I would probably do the opposite - shy away from a camera that has video. The last thing I need is another post-production workflow sequence to worry about.

Tracy Deichmann's picture

For me, video in a D-SLR smacks too much of sales candy. I'd prefer my still camera without gimmicks but with great glass and ergonomics.

C.  Kelley's picture

I wouldn't avoid a DLSR with video capability, but in all probability it would not get used.

Bob Humphrey's picture

I shoot Canon and would wish they would not include it in their system and reduce the price of the camera.

David's picture

A DSLR with video capability would steer me away from choosing that camera. I'm a still photographer. If I wanted to do video I'd purchase a video camera. I don't like having a lot of features I will never use packed into a camera that I use for a particular purpose. I feel this detracts rather than adds to the camera's functionality and I don't like having to pay for features I don't want. This goes for other features such as GPS as well.

Nick 's picture

If i want to take video, i would use a video camera. It provides longer filming time and better picture quality.

Ronald McCullah's picture

If it is a good feature, you wouldn't have to buy an expensive video camera.

Ed Castlberry's picture

I don't want to pay more for a more complex product than I need. I want maximum quality still images in my DSLR's.

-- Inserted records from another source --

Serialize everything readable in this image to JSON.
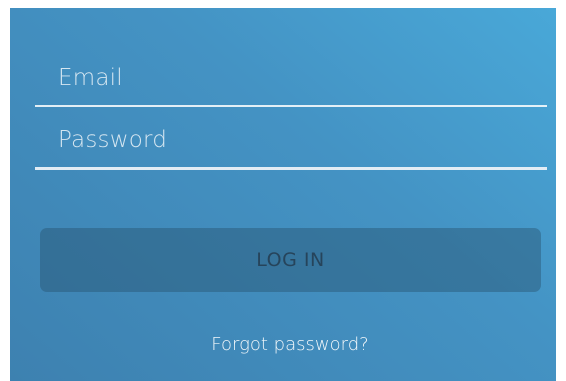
{
  "login_form": {
    "email": {
      "value": "",
      "placeholder": "Email"
    },
    "password": {
      "value": "",
      "placeholder": "Password"
    },
    "login_button_label": "LOG IN",
    "forgot_password_label": "Forgot password?"
  },
  "colors": {
    "background_top": "#49a8d8",
    "background_bottom": "#3d81b0",
    "button_text": "#254056"
  }
}
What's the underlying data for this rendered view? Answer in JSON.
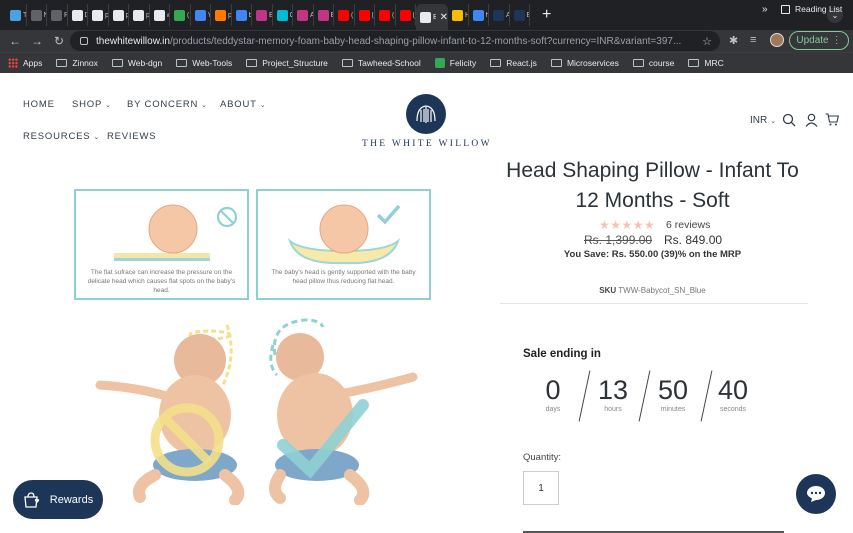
{
  "browser": {
    "tabs": [
      {
        "label": "T",
        "color": "#4aa3df"
      },
      {
        "label": "N",
        "color": "#5f6368"
      },
      {
        "label": "P",
        "color": "#5f6368"
      },
      {
        "label": "D",
        "color": "#e8eaed"
      },
      {
        "label": "p",
        "color": "#e8eaed"
      },
      {
        "label": "p",
        "color": "#e8eaed"
      },
      {
        "label": "p",
        "color": "#e8eaed"
      },
      {
        "label": "w",
        "color": "#e8eaed"
      },
      {
        "label": "(",
        "color": "#34a853"
      },
      {
        "label": "Y",
        "color": "#4285f4"
      },
      {
        "label": "p",
        "color": "#ff7a00"
      },
      {
        "label": "b",
        "color": "#4285f4"
      },
      {
        "label": "E",
        "color": "#c13584"
      },
      {
        "label": "C",
        "color": "#00bcd4"
      },
      {
        "label": "A",
        "color": "#c13584"
      },
      {
        "label": "E",
        "color": "#c13584"
      },
      {
        "label": "(",
        "color": "#ff0000"
      },
      {
        "label": "(",
        "color": "#ff0000"
      },
      {
        "label": "(",
        "color": "#ff0000"
      },
      {
        "label": "(",
        "color": "#ff0000"
      }
    ],
    "active_tab": {
      "label": "Ba",
      "color": "#e8eaed"
    },
    "tabs_after": [
      {
        "label": "H",
        "color": "#fbbc04"
      },
      {
        "label": "h",
        "color": "#4285f4"
      },
      {
        "label": "A",
        "color": "#1d3557"
      },
      {
        "label": "E",
        "color": "#1d3557"
      }
    ],
    "url_host": "thewhitewillow.in",
    "url_path": "/products/teddystar-memory-foam-baby-head-shaping-pillow-infant-to-12-months-soft?currency=INR&variant=397...",
    "update_label": "Update",
    "bookmarks": [
      {
        "label": "Apps",
        "icon": "apps-icon"
      },
      {
        "label": "Zinnox",
        "icon": "folder-icon"
      },
      {
        "label": "Web-dgn",
        "icon": "folder-icon"
      },
      {
        "label": "Web-Tools",
        "icon": "folder-icon"
      },
      {
        "label": "Project_Structure",
        "icon": "folder-icon"
      },
      {
        "label": "Tawheed-School",
        "icon": "folder-icon"
      },
      {
        "label": "Felicity",
        "icon": "felicity-icon"
      },
      {
        "label": "React.js",
        "icon": "folder-icon"
      },
      {
        "label": "Microservices",
        "icon": "folder-icon"
      },
      {
        "label": "course",
        "icon": "folder-icon"
      },
      {
        "label": "MRC",
        "icon": "folder-icon"
      }
    ],
    "bookmarks_more": "»",
    "reading_list": "Reading List"
  },
  "nav": {
    "home": "HOME",
    "shop": "SHOP",
    "by_concern": "BY CONCERN",
    "about": "ABOUT",
    "resources": "RESOURCES",
    "reviews": "REVIEWS"
  },
  "brand": {
    "name": "THE WHITE WILLOW",
    "color": "#1d3557"
  },
  "currency": "INR",
  "images": {
    "panel_left_caption": "The flat sufrace can increase the pressure on the delicate head which causes flat spots on the baby's head.",
    "panel_right_caption": "The baby's head is gently supported with the baby head pillow thus reducing flat head."
  },
  "product": {
    "title_line1": "Head Shaping Pillow - Infant To",
    "title_line2": "12 Months - Soft",
    "stars": "★★★★★",
    "reviews": "6 reviews",
    "price_old": "Rs. 1,399.00",
    "price_new": "Rs. 849.00",
    "savings": "You Save: Rs. 550.00 (39)% on the MRP",
    "sku_label": "SKU",
    "sku_value": "TWW-Babycot_SN_Blue"
  },
  "countdown": {
    "heading": "Sale ending in",
    "days": "0",
    "days_label": "days",
    "hours": "13",
    "hours_label": "hours",
    "minutes": "50",
    "minutes_label": "minutes",
    "seconds": "40",
    "seconds_label": "seconds"
  },
  "quantity": {
    "label": "Quantity:",
    "value": "1"
  },
  "rewards_label": "Rewards"
}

Claude Humeau's picture

For me other factors are much more important than video such as widening the density range that camera can take or improving the signal/noise ratio in high ISO settings.

Bob's picture

I think this is a gimmick to get people that would not otherwise buy a DSLR to jump into the market.